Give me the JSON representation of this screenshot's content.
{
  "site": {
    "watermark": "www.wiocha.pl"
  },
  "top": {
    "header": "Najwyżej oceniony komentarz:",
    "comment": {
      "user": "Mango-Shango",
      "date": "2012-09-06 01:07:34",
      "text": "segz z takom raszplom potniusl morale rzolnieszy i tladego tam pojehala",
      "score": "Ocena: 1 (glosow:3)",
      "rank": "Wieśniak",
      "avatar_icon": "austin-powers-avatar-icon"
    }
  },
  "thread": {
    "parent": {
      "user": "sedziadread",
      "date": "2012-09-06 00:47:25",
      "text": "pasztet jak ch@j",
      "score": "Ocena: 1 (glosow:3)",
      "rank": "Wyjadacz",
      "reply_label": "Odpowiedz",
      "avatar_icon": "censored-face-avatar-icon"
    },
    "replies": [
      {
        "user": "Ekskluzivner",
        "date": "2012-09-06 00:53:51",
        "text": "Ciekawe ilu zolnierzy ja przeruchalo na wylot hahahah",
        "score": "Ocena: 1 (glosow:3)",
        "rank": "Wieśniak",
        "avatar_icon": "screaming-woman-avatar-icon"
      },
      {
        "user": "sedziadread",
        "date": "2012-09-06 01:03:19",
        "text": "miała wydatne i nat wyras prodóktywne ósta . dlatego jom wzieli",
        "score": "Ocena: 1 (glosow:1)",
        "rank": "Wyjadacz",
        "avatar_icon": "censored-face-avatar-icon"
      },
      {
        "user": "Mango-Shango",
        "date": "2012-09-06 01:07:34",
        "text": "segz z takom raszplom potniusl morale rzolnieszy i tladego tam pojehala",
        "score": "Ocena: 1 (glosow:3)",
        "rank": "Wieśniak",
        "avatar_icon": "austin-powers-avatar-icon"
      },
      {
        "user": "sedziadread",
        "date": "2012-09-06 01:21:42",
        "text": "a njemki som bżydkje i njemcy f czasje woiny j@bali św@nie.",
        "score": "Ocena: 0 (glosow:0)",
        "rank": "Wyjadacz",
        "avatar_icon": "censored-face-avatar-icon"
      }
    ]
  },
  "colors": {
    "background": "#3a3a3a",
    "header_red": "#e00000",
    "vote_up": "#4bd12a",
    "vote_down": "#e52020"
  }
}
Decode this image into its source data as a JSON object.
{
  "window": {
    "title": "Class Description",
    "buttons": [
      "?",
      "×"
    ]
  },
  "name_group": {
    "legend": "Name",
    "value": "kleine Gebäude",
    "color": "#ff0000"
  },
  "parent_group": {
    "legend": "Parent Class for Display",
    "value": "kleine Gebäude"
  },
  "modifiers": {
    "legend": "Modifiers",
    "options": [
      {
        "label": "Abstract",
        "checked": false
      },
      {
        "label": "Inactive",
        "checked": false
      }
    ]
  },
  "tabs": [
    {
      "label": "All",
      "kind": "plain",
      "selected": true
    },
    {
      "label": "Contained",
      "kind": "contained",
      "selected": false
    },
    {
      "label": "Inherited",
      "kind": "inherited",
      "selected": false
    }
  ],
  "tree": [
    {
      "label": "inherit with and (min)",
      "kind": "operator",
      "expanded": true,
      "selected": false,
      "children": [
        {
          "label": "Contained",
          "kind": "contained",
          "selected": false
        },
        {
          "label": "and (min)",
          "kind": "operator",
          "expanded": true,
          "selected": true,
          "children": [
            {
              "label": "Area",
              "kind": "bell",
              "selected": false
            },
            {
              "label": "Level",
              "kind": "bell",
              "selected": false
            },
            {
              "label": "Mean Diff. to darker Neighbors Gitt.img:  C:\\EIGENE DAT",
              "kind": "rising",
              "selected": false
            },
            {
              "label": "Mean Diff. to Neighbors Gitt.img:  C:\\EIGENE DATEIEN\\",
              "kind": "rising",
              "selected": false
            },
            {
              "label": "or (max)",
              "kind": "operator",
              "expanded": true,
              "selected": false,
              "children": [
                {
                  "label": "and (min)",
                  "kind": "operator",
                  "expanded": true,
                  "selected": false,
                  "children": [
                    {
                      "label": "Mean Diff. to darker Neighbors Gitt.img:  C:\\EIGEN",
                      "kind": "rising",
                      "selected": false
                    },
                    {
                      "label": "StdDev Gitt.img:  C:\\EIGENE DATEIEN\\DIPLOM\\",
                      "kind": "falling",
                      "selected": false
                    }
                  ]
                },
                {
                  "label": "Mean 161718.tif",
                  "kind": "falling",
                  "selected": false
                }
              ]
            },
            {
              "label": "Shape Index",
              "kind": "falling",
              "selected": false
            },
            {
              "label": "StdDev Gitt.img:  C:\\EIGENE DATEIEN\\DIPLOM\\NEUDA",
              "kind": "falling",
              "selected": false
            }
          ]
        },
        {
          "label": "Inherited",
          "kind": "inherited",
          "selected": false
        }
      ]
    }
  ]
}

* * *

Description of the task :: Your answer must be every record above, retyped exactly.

Solution ::
Give me the JSON representation of this screenshot's content.
{
  "site": {
    "watermark": "www.wiocha.pl"
  },
  "top": {
    "header": "Najwyżej oceniony komentarz:",
    "comment": {
      "user": "Mango-Shango",
      "date": "2012-09-06 01:07:34",
      "text": "segz z takom raszplom potniusl morale rzolnieszy i tladego tam pojehala",
      "score": "Ocena: 1 (glosow:3)",
      "rank": "Wieśniak",
      "avatar_icon": "austin-powers-avatar-icon"
    }
  },
  "thread": {
    "parent": {
      "user": "sedziadread",
      "date": "2012-09-06 00:47:25",
      "text": "pasztet jak ch@j",
      "score": "Ocena: 1 (glosow:3)",
      "rank": "Wyjadacz",
      "reply_label": "Odpowiedz",
      "avatar_icon": "censored-face-avatar-icon"
    },
    "replies": [
      {
        "user": "Ekskluzivner",
        "date": "2012-09-06 00:53:51",
        "text": "Ciekawe ilu zolnierzy ja przeruchalo na wylot hahahah",
        "score": "Ocena: 1 (glosow:3)",
        "rank": "Wieśniak",
        "avatar_icon": "screaming-woman-avatar-icon"
      },
      {
        "user": "sedziadread",
        "date": "2012-09-06 01:03:19",
        "text": "miała wydatne i nat wyras prodóktywne ósta . dlatego jom wzieli",
        "score": "Ocena: 1 (glosow:1)",
        "rank": "Wyjadacz",
        "avatar_icon": "censored-face-avatar-icon"
      },
      {
        "user": "Mango-Shango",
        "date": "2012-09-06 01:07:34",
        "text": "segz z takom raszplom potniusl morale rzolnieszy i tladego tam pojehala",
        "score": "Ocena: 1 (glosow:3)",
        "rank": "Wieśniak",
        "avatar_icon": "austin-powers-avatar-icon"
      },
      {
        "user": "sedziadread",
        "date": "2012-09-06 01:21:42",
        "text": "a njemki som bżydkje i njemcy f czasje woiny j@bali św@nie.",
        "score": "Ocena: 0 (glosow:0)",
        "rank": "Wyjadacz",
        "avatar_icon": "censored-face-avatar-icon"
      }
    ]
  },
  "colors": {
    "background": "#3a3a3a",
    "header_red": "#e00000",
    "vote_up": "#4bd12a",
    "vote_down": "#e52020"
  }
}
Decode this image into its source data as a JSON object.
{
  "window": {
    "title": "Class Description",
    "buttons": [
      "?",
      "×"
    ]
  },
  "name_group": {
    "legend": "Name",
    "value": "kleine Gebäude",
    "color": "#ff0000"
  },
  "parent_group": {
    "legend": "Parent Class for Display",
    "value": "kleine Gebäude"
  },
  "modifiers": {
    "legend": "Modifiers",
    "options": [
      {
        "label": "Abstract",
        "checked": false
      },
      {
        "label": "Inactive",
        "checked": false
      }
    ]
  },
  "tabs": [
    {
      "label": "All",
      "kind": "plain",
      "selected": true
    },
    {
      "label": "Contained",
      "kind": "contained",
      "selected": false
    },
    {
      "label": "Inherited",
      "kind": "inherited",
      "selected": false
    }
  ],
  "tree": [
    {
      "label": "inherit with and (min)",
      "kind": "operator",
      "expanded": true,
      "selected": false,
      "children": [
        {
          "label": "Contained",
          "kind": "contained",
          "selected": false
        },
        {
          "label": "and (min)",
          "kind": "operator",
          "expanded": true,
          "selected": true,
          "children": [
            {
              "label": "Area",
              "kind": "bell",
              "selected": false
            },
            {
              "label": "Level",
              "kind": "bell",
              "selected": false
            },
            {
              "label": "Mean Diff. to darker Neighbors Gitt.img:  C:\\EIGENE DAT",
              "kind": "rising",
              "selected": false
            },
            {
              "label": "Mean Diff. to Neighbors Gitt.img:  C:\\EIGENE DATEIEN\\",
              "kind": "rising",
              "selected": false
            },
            {
              "label": "or (max)",
              "kind": "operator",
              "expanded": true,
              "selected": false,
              "children": [
                {
                  "label": "and (min)",
                  "kind": "operator",
                  "expanded": true,
                  "selected": false,
                  "children": [
                    {
                      "label": "Mean Diff. to darker Neighbors Gitt.img:  C:\\EIGEN",
                      "kind": "rising",
                      "selected": false
                    },
                    {
                      "label": "StdDev Gitt.img:  C:\\EIGENE DATEIEN\\DIPLOM\\",
                      "kind": "falling",
                      "selected": false
                    }
                  ]
                },
                {
                  "label": "Mean 161718.tif",
                  "kind": "falling",
                  "selected": false
                }
              ]
            },
            {
              "label": "Shape Index",
              "kind": "falling",
              "selected": false
            },
            {
              "label": "StdDev Gitt.img:  C:\\EIGENE DATEIEN\\DIPLOM\\NEUDA",
              "kind": "falling",
              "selected": false
            }
          ]
        },
        {
          "label": "Inherited",
          "kind": "inherited",
          "selected": false
        }
      ]
    }
  ]
}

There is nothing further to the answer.